I feel badly for Marcus. Elementary Season 6 had set him up to take a different path in law enforcement with the U.S. Marshals.
But since Elementary Season 7 happened, something traumatic had to occur to bring Sherlock and Joan back and keep Marcus around. Hence Gregson's shooting.
I like Captain Dwyer, whose interim post as precinct commander seemed to have interrupted his coast to retirement.
But even though he didn't pretend to understand the need for consulting detectives, he knew enough to get out of the way and let Marcus, Sherlock and Joan work, because that's what "Tommy" would have wanted.
I like Sherlock's vision of a bicontinental detective agency. That would allow one last look at many characters from both sides of "The Pond" while keeping he and Joan from getting homesick.
But this mess with Egan looks like it will get in the way of that.
The simplest solution would be to let it ride, as he, Joan and Hannah would stay clear of prosecution.
But Sherlock's sense of justice and his ego will get in the way of that. He won't be able to stand having the wrong person accused, nor can he accept Egan holding something over him.
So this too promises to be a season-long arc, just like the terrorist cell that was mentioned only in passing this episode.
To follow the twists and turns, watch Elementary online.
How does Sherlock get out from under this mess?
Does he admit what's happening to Joan, since it affects her also?

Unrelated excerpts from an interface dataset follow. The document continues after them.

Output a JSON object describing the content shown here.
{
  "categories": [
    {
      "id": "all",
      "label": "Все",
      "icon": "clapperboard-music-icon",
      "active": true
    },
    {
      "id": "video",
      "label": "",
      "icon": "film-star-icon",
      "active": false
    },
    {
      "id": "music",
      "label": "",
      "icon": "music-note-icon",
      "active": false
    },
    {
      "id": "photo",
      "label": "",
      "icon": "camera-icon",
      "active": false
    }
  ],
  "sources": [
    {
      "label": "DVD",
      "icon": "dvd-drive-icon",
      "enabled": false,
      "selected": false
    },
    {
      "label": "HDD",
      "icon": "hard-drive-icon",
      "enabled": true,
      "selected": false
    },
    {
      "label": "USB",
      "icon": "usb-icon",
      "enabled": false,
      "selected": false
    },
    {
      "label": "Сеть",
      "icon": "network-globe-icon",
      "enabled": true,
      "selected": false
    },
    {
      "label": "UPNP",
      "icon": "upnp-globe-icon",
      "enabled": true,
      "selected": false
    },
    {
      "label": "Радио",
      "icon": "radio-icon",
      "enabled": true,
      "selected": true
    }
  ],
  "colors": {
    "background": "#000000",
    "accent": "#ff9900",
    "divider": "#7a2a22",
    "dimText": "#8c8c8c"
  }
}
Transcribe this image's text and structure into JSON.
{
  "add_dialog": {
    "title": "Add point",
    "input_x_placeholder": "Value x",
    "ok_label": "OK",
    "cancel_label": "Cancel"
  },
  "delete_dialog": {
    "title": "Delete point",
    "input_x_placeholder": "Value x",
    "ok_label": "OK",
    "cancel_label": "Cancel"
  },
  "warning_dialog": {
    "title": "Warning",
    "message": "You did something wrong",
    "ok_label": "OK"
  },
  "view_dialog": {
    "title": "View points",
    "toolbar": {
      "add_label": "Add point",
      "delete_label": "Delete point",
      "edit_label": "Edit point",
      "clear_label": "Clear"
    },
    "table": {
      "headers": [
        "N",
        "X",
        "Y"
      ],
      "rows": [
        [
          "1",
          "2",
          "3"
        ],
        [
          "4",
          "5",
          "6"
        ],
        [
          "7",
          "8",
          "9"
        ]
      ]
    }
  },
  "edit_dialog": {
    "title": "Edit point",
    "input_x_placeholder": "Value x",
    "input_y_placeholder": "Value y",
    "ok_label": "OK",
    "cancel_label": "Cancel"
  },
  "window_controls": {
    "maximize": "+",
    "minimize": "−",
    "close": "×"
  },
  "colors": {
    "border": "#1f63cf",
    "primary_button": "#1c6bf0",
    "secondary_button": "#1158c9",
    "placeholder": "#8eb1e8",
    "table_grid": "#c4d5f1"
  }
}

How long before Gregson comes out of his coma?
Dale McGarrigle is a staff writer for TV Fanatic. Follow him on Twitter.